### What is being asked
Filter the data below for the string "chevron" and copy each matching line.

### Entries taken from a collection
********************

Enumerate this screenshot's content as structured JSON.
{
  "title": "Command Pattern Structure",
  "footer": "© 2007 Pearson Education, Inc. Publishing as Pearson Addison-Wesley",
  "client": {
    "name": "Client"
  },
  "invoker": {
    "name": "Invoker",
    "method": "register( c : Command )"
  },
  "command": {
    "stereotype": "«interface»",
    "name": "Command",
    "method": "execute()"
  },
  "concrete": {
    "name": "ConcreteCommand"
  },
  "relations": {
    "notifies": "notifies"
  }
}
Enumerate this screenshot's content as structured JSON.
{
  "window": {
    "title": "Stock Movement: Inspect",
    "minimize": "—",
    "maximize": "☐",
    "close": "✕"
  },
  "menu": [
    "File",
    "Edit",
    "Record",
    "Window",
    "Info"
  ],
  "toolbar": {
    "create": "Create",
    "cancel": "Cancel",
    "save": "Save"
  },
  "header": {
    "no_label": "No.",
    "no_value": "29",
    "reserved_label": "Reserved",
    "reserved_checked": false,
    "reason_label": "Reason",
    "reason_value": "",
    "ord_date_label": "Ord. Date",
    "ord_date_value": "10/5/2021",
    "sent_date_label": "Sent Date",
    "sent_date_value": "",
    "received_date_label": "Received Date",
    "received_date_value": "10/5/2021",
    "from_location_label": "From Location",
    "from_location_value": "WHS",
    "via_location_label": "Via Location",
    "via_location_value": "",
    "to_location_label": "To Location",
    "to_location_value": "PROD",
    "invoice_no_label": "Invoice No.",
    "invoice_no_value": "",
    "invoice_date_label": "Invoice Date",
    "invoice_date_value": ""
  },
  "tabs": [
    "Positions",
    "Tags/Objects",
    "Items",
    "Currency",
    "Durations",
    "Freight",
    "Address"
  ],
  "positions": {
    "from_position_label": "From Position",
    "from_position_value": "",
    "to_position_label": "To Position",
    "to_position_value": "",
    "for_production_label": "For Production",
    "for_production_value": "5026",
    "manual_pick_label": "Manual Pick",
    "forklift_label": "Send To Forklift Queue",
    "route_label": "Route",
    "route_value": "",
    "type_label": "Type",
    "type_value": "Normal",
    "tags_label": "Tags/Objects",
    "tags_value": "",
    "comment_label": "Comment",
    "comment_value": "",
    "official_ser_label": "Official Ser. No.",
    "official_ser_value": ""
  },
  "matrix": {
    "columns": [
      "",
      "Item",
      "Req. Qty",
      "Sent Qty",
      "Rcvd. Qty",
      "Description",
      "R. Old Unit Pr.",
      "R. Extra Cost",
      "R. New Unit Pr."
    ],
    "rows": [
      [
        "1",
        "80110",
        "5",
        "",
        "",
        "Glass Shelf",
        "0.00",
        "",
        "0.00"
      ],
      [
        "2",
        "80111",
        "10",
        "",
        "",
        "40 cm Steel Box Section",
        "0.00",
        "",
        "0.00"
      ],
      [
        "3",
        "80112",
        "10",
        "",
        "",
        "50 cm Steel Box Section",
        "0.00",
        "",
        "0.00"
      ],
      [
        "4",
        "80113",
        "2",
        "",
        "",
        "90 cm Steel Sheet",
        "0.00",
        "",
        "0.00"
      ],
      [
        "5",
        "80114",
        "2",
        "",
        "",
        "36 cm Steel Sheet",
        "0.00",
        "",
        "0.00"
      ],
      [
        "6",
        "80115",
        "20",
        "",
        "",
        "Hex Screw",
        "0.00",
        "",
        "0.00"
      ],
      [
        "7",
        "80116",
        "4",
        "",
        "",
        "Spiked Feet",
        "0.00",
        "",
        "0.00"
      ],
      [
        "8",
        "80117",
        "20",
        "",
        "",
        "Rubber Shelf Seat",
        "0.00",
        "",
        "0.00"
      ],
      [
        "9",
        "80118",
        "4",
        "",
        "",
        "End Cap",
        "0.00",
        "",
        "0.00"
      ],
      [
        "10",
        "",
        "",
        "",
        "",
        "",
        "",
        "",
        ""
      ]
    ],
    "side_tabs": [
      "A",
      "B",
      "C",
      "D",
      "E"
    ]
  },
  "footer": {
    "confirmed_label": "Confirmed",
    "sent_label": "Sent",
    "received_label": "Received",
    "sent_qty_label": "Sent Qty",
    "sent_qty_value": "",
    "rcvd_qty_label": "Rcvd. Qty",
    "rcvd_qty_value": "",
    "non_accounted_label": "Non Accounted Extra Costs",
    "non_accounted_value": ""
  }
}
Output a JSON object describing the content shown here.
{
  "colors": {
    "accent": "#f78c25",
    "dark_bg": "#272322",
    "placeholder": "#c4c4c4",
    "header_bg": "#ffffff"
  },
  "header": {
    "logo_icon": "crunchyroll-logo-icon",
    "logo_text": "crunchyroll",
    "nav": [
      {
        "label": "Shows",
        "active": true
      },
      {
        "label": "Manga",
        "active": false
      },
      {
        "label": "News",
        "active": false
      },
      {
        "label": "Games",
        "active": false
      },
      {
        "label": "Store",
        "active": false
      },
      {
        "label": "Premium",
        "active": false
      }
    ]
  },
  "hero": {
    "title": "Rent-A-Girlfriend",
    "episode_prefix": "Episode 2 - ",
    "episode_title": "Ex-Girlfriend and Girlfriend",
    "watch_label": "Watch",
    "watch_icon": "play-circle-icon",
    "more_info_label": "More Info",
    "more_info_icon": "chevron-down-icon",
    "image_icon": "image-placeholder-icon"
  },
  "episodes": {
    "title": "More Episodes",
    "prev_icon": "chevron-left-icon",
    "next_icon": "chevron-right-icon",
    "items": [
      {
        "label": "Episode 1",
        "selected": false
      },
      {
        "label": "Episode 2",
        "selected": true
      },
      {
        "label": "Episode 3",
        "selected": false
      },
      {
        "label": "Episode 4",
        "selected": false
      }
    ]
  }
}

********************

### Response to the exercise
    "more_info_icon": "chevron-down-icon",
    "prev_icon": "chevron-left-icon",
    "next_icon": "chevron-right-icon",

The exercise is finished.